Orange signs are a common phenomenon along America’s highways; the bright reflective colors warn us of roadwork. However, most travelers don’t take time to consider the history of these routinely encountered highway staples.
The iconic orange signs came about during the end of America’s Great Depression. According to The The New York Times, reflective orange signs were invented by a manual laborer named Harry Hetzler. Hetzler, making an astonishing twelve dollars an hour, invented the reflective orange material we encounter on the highways, for 3M. Due to his invention, he became a top executive, for 3M. According to A Century of Innovation the 3M Story, Hetzler first designed reflective tape using small glass beads, during 1939. Hetzler’s Reflective material appeared on a highway in Minneapolis the same year.

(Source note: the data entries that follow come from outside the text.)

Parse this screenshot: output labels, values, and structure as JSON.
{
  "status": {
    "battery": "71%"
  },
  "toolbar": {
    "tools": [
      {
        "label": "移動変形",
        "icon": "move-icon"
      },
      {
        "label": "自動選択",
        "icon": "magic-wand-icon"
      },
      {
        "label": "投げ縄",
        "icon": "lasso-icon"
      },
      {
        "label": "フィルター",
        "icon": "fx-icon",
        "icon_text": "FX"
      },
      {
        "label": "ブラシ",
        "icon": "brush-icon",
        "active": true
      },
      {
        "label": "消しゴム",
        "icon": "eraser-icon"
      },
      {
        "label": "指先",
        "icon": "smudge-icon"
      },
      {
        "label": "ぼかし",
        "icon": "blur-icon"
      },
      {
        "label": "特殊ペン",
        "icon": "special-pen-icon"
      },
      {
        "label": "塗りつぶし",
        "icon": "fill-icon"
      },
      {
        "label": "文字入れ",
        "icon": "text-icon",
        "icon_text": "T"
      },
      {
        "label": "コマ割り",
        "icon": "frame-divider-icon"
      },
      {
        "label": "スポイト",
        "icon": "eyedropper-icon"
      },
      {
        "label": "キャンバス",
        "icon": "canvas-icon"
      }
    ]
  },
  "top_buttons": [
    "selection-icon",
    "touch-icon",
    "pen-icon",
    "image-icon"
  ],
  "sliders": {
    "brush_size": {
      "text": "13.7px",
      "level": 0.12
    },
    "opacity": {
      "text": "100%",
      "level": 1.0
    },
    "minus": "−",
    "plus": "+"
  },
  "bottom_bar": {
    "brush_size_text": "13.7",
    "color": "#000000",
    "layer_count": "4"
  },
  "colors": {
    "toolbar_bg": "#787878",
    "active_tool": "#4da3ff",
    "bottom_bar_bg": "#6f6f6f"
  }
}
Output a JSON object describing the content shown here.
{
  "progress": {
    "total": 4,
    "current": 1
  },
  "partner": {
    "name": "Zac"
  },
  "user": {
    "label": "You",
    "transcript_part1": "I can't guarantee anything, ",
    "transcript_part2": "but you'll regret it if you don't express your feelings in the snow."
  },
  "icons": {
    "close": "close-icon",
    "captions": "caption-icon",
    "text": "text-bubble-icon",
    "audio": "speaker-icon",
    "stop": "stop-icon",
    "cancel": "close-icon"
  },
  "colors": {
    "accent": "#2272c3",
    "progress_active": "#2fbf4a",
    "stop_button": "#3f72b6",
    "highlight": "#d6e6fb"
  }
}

Hetzler’s reflective orange material wasn’t an instant success. Originally, he intended to adhere the reflective material directly to the highway. Hetzler was assigned the task of creating a material that possessed a greater visibility, than white or yellow paint, at night. Hetzler created a reflective material with small glass beads, however, The New York Times states that Hetzler’s reflective tape lost its sticky property in cold weather. Much like Edison’s lightbulb, Hetzler’s reflective material came about due to trial and error. Hetzler and 3M abandoned adhering the reflective material directly to the road and affixed it to sheet metal.
Hetzler’s reflective tape remained in use from 1939-1944, unaltered. According to A Century of Innovation the 3M Story, it wasn’t until 1944 that 3M developed a reflective tape with greater reflectivity and weather resistance, this material is still used in reflective fabric and bicycle tires. Currently, Duct Tape makes a variety of reflective tapes. These tapes wouldn’t have been possible without the innovations of Harry Hetzler.
Why does the Manual on Uniform Traffic Control Devices (MUTCD) suggest using orange to warn motorists of roadwork? According to Wikipedia, permanent cautions are denoted by yellow signs with black text, but temporary cautions, such as road hazards, are denoted by orange signs with black text. The combination of orange and black is used for “maximal visibility throughout the day and night.” Simply, orange reflective signs allow for the greatest visibility.
Next time you head out for the open road, don’t forget to take note of road construction signs. The reflective orange signs warn us of danger and are a culmination of technologies and American innovation.